Mugabe Joins Chavez and Jesse Jackson
Robert Mugabe joined Hugo Chavez in accusing the US and Great Britain of State Terrorism in the War in Iraq and joined Jesse Jackson in accusing the Bush Administration of racism in the Katrina Disaster response!
Mr Mugabe, whose relations with Britain, Zimbabwe’s former colonial ruler, have been frosty for years, also accused London of “abusing its privilege and acting dishonestly” for raising his government’s slum demolition campaign in the UN Security Council.
“Is it not obvious that Britain, under the regime of Tony Blair, has ceased to respect the charter of the United Nations?” President Mugabe asked.
“Witness its being a principal member of the anti-Iraq illegal coalition that went on a devastating campaign of the country in complete defiance of the United Nations Charter.

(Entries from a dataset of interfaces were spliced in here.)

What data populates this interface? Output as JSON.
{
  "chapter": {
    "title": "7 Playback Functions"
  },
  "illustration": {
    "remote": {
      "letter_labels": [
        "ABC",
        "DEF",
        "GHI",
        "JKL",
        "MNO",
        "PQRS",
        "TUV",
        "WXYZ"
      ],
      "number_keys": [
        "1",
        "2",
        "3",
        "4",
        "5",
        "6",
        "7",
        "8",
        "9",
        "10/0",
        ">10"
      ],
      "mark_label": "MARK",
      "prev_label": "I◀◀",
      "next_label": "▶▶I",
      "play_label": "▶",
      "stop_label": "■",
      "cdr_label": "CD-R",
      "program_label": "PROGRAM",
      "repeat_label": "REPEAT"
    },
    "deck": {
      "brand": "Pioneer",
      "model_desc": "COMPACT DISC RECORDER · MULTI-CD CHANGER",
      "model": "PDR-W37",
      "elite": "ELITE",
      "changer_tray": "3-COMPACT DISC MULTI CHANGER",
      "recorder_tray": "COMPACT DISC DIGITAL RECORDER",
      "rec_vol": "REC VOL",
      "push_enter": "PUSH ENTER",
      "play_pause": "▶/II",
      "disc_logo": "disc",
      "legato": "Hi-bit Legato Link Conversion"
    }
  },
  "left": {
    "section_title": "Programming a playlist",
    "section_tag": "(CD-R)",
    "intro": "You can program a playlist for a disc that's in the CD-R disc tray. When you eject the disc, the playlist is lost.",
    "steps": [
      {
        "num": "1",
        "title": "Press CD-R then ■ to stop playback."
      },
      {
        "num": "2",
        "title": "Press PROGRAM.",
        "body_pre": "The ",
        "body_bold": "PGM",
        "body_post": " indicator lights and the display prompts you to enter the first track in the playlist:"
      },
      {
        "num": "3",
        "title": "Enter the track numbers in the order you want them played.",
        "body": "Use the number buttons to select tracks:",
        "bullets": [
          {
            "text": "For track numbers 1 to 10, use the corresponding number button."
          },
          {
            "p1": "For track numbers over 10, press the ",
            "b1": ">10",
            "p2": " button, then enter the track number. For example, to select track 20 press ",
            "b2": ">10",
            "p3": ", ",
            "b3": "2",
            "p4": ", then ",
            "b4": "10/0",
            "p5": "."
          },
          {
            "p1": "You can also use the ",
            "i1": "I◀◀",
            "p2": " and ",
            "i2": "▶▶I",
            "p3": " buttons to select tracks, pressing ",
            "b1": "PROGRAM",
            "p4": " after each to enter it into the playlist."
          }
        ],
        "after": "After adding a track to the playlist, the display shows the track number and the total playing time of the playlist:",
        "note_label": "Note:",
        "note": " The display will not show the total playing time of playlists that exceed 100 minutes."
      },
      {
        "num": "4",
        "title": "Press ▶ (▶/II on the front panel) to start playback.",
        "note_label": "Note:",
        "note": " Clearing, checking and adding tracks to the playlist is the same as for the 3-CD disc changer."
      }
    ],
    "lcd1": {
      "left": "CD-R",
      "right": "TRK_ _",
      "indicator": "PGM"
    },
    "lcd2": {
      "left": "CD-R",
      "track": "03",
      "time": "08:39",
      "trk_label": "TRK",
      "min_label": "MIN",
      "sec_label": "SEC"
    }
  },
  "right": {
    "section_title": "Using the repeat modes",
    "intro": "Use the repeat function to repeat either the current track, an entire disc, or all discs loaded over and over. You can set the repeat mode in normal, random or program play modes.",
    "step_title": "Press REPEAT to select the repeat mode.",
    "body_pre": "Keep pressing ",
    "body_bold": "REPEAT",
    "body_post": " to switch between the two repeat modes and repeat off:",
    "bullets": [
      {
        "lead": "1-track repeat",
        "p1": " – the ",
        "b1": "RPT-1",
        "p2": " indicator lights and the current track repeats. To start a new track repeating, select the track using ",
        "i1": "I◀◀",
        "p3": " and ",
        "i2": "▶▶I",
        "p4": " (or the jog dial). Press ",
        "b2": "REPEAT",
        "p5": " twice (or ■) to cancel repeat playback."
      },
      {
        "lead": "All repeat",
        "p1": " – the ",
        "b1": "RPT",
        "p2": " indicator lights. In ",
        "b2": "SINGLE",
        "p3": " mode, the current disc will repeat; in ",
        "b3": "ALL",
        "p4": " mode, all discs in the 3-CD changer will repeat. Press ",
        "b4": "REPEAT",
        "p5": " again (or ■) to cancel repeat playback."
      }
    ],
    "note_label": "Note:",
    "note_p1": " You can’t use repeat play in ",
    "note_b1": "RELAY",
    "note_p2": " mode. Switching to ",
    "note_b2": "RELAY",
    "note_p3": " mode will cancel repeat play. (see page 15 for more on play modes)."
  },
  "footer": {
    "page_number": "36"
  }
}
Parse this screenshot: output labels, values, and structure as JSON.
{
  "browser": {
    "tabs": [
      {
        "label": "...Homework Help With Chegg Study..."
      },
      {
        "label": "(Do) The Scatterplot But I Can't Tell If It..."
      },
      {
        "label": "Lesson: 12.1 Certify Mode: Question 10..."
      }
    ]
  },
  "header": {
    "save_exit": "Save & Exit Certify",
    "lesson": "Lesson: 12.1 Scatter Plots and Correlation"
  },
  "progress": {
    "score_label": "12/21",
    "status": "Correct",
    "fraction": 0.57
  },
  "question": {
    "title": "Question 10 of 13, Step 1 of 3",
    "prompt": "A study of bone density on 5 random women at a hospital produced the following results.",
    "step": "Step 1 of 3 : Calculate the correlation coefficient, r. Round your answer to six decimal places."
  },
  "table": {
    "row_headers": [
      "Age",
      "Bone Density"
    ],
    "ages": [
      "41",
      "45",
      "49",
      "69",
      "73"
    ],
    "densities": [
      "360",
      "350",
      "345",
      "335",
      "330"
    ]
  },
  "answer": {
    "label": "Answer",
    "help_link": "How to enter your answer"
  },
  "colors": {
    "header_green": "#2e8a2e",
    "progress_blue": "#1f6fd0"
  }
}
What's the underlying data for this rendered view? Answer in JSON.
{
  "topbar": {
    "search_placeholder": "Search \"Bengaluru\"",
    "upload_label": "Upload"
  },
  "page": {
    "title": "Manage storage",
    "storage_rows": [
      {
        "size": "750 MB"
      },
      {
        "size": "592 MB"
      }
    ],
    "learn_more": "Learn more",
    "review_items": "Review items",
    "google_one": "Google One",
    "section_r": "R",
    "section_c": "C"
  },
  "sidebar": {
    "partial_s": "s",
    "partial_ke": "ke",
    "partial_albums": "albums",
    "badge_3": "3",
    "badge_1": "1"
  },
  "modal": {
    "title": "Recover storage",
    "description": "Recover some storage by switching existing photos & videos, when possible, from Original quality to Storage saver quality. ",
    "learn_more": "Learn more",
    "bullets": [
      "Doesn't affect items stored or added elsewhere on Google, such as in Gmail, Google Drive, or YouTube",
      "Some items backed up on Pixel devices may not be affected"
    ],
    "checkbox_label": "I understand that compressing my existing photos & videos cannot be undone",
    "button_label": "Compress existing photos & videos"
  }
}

“Any state or group of states that commits such an act of aggression on another, justifying it on blatant falsehoods, surely becomes guilty of state terrorism,” he said.
In a dig at the United States, Mr Mugabe said “imperialist countries have remained silent about the shocking circumstances of obvious state neglect surrounding the tragic Gulf (of Mexico) coast disaster.”
“A whole community of mainly non-whites was deliberately abandoned to the ravages of Hurrican Katrina as sacrificial lambs,” he said.
As Mr Mugabe spoke, only junior diplomats occupied the British and US assembly seats.
Last July, after a two-week fact-finding visit by UN special envoy Anna Tibaijuka, the UN released a scathing report charging that Harare’s shantytown demolition drive had left 700,000 Zimbabweans homeless and destitute and affected a further 2.4 million.
U.S. Assistant Secretary of State for African Affairs Jendayi Frazer said the U.S. Treasury was putting the final touches to an order that would bar Mugabe, his senior officials and their families from visiting the United States.
“We are continuing to try to call attention to the human rights abuses, that the last election was not fair and that there was not a level playing field there,” Frazer, a former U.S. ambassador to South Africa, said on the sidelines of the U.N. General Assembly in New York.